Diwali is the Indian “festival of lights” that celebrates the triumph of light over dark and good over evil, and the blessings of victory, freedom, and enlightenment. Celebrated from mid-October through mid-November throughout India, it has become a big cultural event celebrated around the globe wherever followers of Hindu, Sikh, and Jain have settled.
Candles, clay lamps, and oil lanterns are being light and placed throughout the home, in the streets, in areas of worship, and floated on lakes and rivers. Fireworks are also being set off on the night of Diwali—said by some to ward off evil spirits.
The starting date of the Jewish Festival of Lights changes each year following the lunar calendar and continues for 8 nights. Hanukkah (also spelled Chanukah) celebrates 2 miracles: the rededication of the Temple in Jerusalem after an unexpected victory by Judah Maccabee, and a celebratory menorah that stayed lit for 8 days even though it only had enough oil for 1. Celebrate with a menorah, foods made with oil like latkes, family, gifts, gelt, and maybe even a Dreidel.

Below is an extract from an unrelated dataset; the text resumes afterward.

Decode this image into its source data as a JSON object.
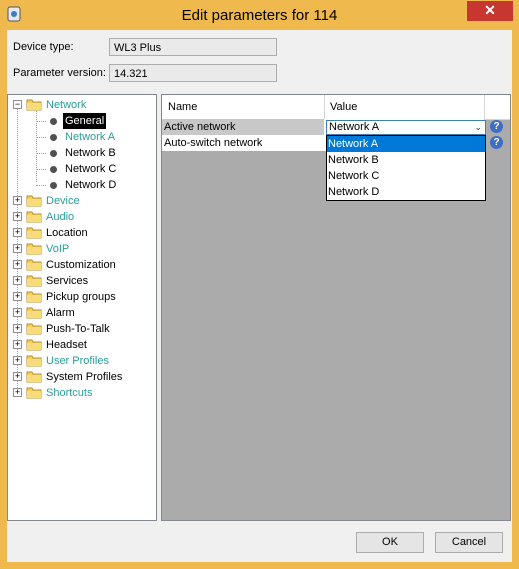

Celebrated from December 26th to January 1st, Kwanzaa was created in 1966 by Dr. Maulana Kareng, professor and chairman of Black Studies at California State University, as a way to promote community among African Americans after the LA Watts Rebellion in 1965.
On each of the 7 nights, a candle on the Kinara (candleholder) is lit, and one of the holiday’s seven principles is discussed. Each principle represents the values of African culture.
St. Lucy’s Day
Celebrated on December 13th, this holiday marks the beginning of the Christmas season in many Scandinavian countries. Saint Lucy (Lucy meaning “light”) is the patron saint of the blind from Syracuse, Italy. The holiday itself formed “to bring hope and light during the darkest time of the year” (Britannica). Families in Scandinavia celebrate by having their eldest daughter dress in a white robe, wear an evergreen wreath with candles on her head, and serve traditional foods like ginger biscuits and saffron bread to other members of the family.
Marking the winter solstice, Yule begins on the winter solstice (December 21st or 22nd of every year) and is celebrated for 12 days (hence the song “The Twelve Days of Christmas”. Also known as Yuletide, Yule is one of the oldest December celebrations in the world and began as “…a celebration of the reappearance of the Sun and the fertile land’s rebirth” (The Old Farmer’s Almanac). One way to celebrate is burning a yule log or with yule log-themed desserts, a yule altar, or an evergreen wreath.
Written by the Girls Nite Live Team